The Mac web is good at picking up on supply chain rumors about problems that Apple may be having with manufacturing. That's often interesting reading, but where we can get into trouble is the conclusions that are drawn.
When I read about issues Apple may be having with its production of sapphire, problems with the case or display or battery production problems, I assume that Apple is able to bring its own engineering and manufacturing expertise along with that of the supplier to bear.
Perhaps I feel that way because I worked for Lockheed Martin for so many years, and I saw my own teams as well as others come up with imaginative and clever solutions to fabrication issues. A problem is just that, something to be solved. Smart people usually end up solving minor (and often major) manufacturing issues.

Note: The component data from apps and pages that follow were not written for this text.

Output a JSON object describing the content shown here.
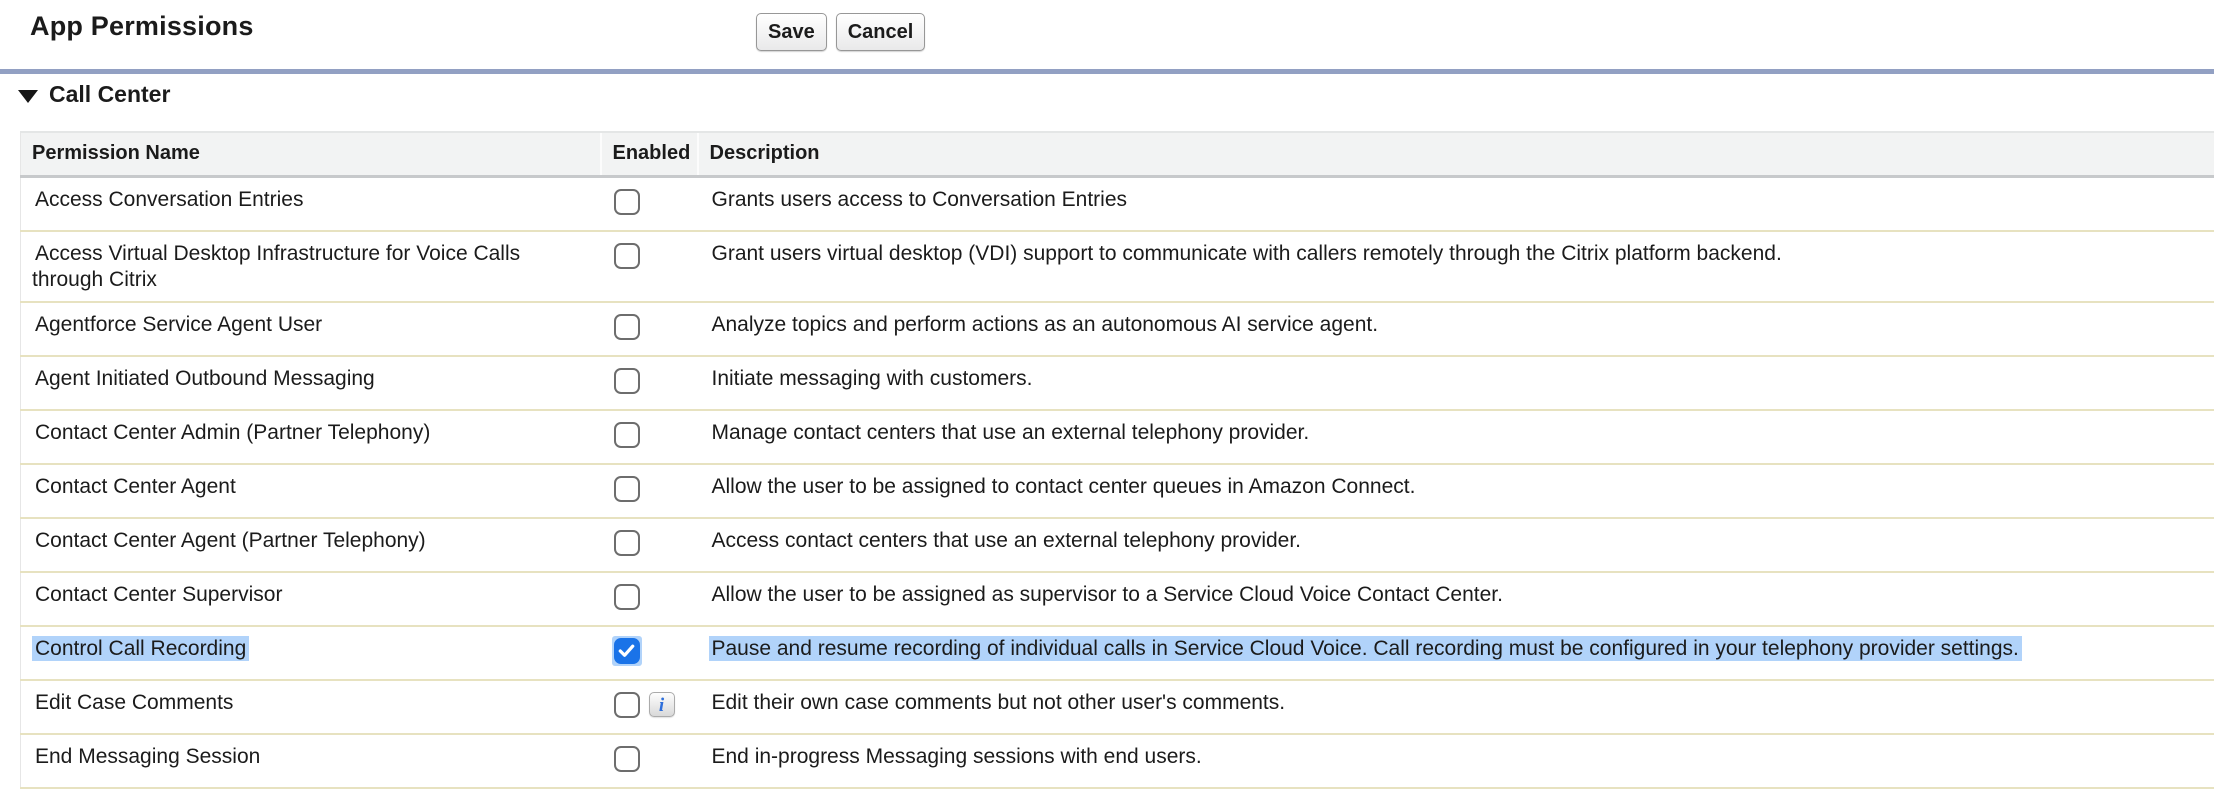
{
  "header": {
    "title": "App Permissions",
    "buttons": {
      "save": "Save",
      "cancel": "Cancel"
    }
  },
  "section": {
    "title": "Call Center",
    "collapse_icon": "triangle-down"
  },
  "table": {
    "columns": {
      "name": "Permission Name",
      "enabled": "Enabled",
      "description": "Description"
    },
    "rows": [
      {
        "name": "Access Conversation Entries",
        "enabled": false,
        "info": false,
        "highlighted": false,
        "description": "Grants users access to Conversation Entries"
      },
      {
        "name": "Access Virtual Desktop Infrastructure for Voice Calls through Citrix",
        "enabled": false,
        "info": false,
        "highlighted": false,
        "description": "Grant users virtual desktop (VDI) support to communicate with callers remotely through the Citrix platform backend."
      },
      {
        "name": "Agentforce Service Agent User",
        "enabled": false,
        "info": false,
        "highlighted": false,
        "description": "Analyze topics and perform actions as an autonomous AI service agent."
      },
      {
        "name": "Agent Initiated Outbound Messaging",
        "enabled": false,
        "info": false,
        "highlighted": false,
        "description": "Initiate messaging with customers."
      },
      {
        "name": "Contact Center Admin (Partner Telephony)",
        "enabled": false,
        "info": false,
        "highlighted": false,
        "description": "Manage contact centers that use an external telephony provider."
      },
      {
        "name": "Contact Center Agent",
        "enabled": false,
        "info": false,
        "highlighted": false,
        "description": "Allow the user to be assigned to contact center queues in Amazon Connect."
      },
      {
        "name": "Contact Center Agent (Partner Telephony)",
        "enabled": false,
        "info": false,
        "highlighted": false,
        "description": "Access contact centers that use an external telephony provider."
      },
      {
        "name": "Contact Center Supervisor",
        "enabled": false,
        "info": false,
        "highlighted": false,
        "description": "Allow the user to be assigned as supervisor to a Service Cloud Voice Contact Center."
      },
      {
        "name": "Control Call Recording",
        "enabled": true,
        "info": false,
        "highlighted": true,
        "description": "Pause and resume recording of individual calls in Service Cloud Voice. Call recording must be configured in your telephony provider settings."
      },
      {
        "name": "Edit Case Comments",
        "enabled": false,
        "info": true,
        "highlighted": false,
        "description": "Edit their own case comments but not other user's comments."
      },
      {
        "name": "End Messaging Session",
        "enabled": false,
        "info": false,
        "highlighted": false,
        "description": "End in-progress Messaging sessions with end users."
      }
    ]
  },
  "icons": {
    "info_glyph": "i"
  },
  "colors": {
    "divider_bar": "#92a0c3",
    "checkbox_checked": "#1a73e8",
    "selection_highlight": "#b1d3fa",
    "row_border": "#e7e2c0",
    "header_bg": "#f2f3f3"
  }
}
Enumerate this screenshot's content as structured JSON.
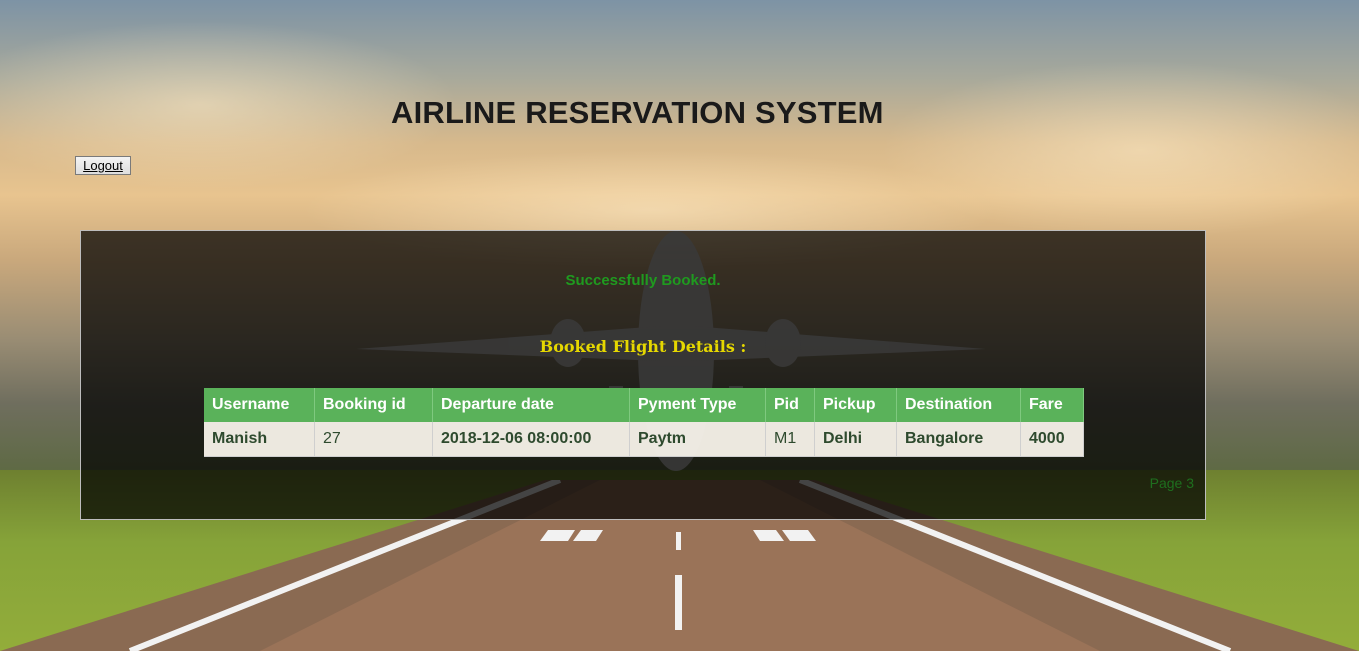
{
  "header": {
    "title": "AIRLINE RESERVATION SYSTEM",
    "logout_label": "Logout"
  },
  "panel": {
    "success_message": "Successfully Booked.",
    "details_heading": "Booked Flight Details :",
    "page_label": "Page 3"
  },
  "table": {
    "headers": [
      "Username",
      "Booking id",
      "Departure date",
      "Pyment Type",
      "Pid",
      "Pickup",
      "Destination",
      "Fare"
    ],
    "rows": [
      [
        "Manish",
        "27",
        "2018-12-06 08:00:00",
        "Paytm",
        "M1",
        "Delhi",
        "Bangalore",
        "4000"
      ]
    ]
  },
  "colors": {
    "success": "#1f9a1f",
    "heading": "#e6d800",
    "table_header": "#5ab25a"
  }
}
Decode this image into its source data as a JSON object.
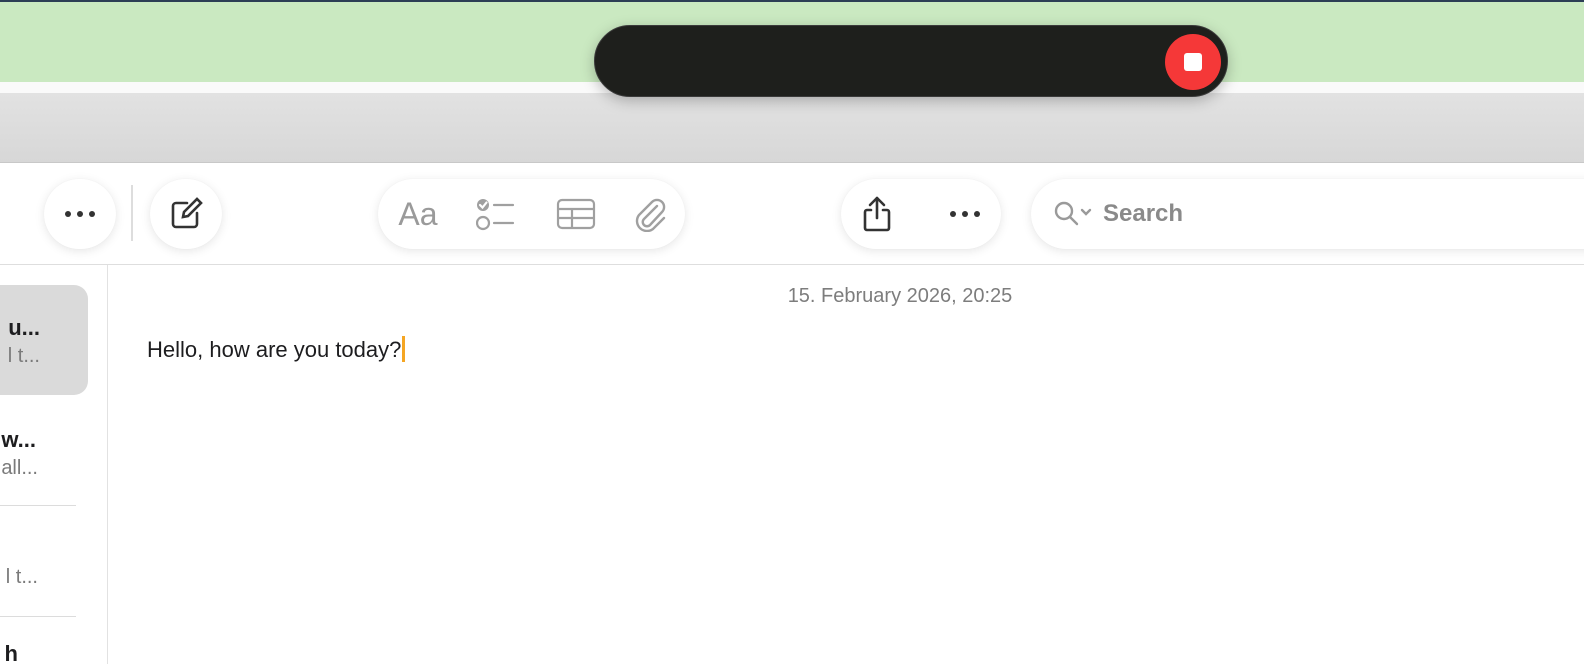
{
  "colors": {
    "green_band": "#cae9c1",
    "recorder_bg": "#1e1f1c",
    "stop_red": "#f53838",
    "caret": "#f5a623",
    "selected_item": "#dadada"
  },
  "recording": {
    "stop_icon": "stop-icon",
    "waveform_start_color": "#e05a5a",
    "waveform_end_color": "#6a55d6"
  },
  "toolbar": {
    "more_icon": "ellipsis-icon",
    "compose_icon": "compose-icon",
    "format_label": "Aa",
    "checklist_icon": "checklist-icon",
    "table_icon": "table-icon",
    "attach_icon": "paperclip-icon",
    "share_icon": "share-icon",
    "more2_icon": "ellipsis-icon"
  },
  "search": {
    "placeholder": "Search",
    "icon": "search-icon"
  },
  "sidebar": {
    "items": [
      {
        "title": "u...",
        "subtitle": "l t..."
      },
      {
        "title": "w...",
        "subtitle": "all..."
      },
      {
        "title": "",
        "subtitle": "l t..."
      },
      {
        "title": "h",
        "subtitle": ""
      }
    ]
  },
  "note": {
    "date": "15. February 2026, 20:25",
    "body": "Hello, how are you today?"
  }
}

There is also the issue of risk assessment. In any high technology arena, there are straightforward issues and high risk issues. If a particular technology that's being developed is deemed high risk, multiple suppliers may be lined up. If one fails, another is asked to step in. That's what appears to have happened with iPhone 6 batteries. That may be a rumor, but the fact is that conservative manufacturing approaches always have good planning that prepares for contingencies.
The wrong way to construe these rumors of difficulties is to reel back in horror and declare that Apple is doomed. Every reported problem is declared unsolvable (from a distance, no less) and rash conclusions are made, often with an unwarranted assertion that Apple won't be able to ship as expected.
For example, we may hear that AT&T has told certain employees not to take a vacation in the last two weeks of September, and so we guess that an iPhone model may be released then. But when a production issue comes to light, the often unwarranted conclusion is that Apple will miss its target date. All is lost.
In the end, the trick is not to dismiss rumors and say we can know nothing, nor to read too much into rumors so as to construct lurid headlines of looming failure. Rather, the trick is to put rumors into perspective and size up whether some rumored problem is really as bad as it sounds given the sophistication and experience Apple has with manufacturing.
After all, for Apple and its manufacturing partners, the iPhone 6 is hardly their first rodeo.